▶ [WORK TO BE COMPLETED]
Return every line of the entries that includes the word "title".

▶ [DATA TO USE]
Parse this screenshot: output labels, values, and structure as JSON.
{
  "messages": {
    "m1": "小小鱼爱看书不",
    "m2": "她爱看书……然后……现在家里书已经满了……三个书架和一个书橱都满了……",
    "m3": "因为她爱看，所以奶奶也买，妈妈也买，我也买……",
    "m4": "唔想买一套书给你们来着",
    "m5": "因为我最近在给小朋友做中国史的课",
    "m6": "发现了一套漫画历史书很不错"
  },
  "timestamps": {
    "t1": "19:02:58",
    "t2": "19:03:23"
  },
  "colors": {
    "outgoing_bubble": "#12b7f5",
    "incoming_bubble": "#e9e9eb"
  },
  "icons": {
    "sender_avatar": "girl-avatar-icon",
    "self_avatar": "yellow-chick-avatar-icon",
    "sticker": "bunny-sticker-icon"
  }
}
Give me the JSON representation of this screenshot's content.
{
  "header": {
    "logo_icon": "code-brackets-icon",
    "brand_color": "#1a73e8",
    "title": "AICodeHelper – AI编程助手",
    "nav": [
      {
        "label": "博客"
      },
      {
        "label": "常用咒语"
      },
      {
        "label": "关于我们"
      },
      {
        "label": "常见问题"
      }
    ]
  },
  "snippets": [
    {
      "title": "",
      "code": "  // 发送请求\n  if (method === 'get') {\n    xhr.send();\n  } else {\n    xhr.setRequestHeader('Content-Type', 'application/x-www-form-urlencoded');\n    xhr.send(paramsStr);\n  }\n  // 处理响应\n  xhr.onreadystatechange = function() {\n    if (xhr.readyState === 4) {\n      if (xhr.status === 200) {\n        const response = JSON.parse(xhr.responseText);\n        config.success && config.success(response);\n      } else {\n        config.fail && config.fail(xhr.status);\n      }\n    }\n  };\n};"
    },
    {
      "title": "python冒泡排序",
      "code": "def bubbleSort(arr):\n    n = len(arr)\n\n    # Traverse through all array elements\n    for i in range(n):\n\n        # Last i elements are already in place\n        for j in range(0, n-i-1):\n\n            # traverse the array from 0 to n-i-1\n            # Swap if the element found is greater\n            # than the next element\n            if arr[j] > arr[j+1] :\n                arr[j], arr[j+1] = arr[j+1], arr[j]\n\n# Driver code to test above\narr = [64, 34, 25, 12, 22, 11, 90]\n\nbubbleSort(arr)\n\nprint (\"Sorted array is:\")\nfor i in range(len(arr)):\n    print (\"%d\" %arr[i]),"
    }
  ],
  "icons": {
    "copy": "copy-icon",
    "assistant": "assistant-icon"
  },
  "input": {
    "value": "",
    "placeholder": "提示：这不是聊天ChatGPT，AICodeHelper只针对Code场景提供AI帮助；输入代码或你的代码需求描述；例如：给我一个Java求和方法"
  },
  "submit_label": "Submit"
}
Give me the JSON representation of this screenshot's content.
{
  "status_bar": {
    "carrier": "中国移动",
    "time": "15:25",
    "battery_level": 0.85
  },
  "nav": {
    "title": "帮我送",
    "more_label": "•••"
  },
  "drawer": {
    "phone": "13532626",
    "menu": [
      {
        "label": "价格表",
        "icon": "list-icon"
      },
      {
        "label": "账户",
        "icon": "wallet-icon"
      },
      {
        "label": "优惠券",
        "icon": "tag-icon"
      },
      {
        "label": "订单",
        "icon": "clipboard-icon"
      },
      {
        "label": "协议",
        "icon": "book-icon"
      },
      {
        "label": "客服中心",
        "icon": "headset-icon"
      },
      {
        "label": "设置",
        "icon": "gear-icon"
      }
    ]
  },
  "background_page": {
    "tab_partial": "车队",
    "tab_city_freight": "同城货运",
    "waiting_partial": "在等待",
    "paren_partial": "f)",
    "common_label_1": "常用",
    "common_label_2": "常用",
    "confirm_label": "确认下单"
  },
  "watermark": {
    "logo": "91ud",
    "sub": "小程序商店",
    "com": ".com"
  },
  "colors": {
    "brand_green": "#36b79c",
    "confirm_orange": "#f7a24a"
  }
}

▶ [EXERCISE SOLUTION]
    "title": "AICodeHelper – AI编程助手",
      "title": "",
      "title": "python冒泡排序",
    "title": "帮我送",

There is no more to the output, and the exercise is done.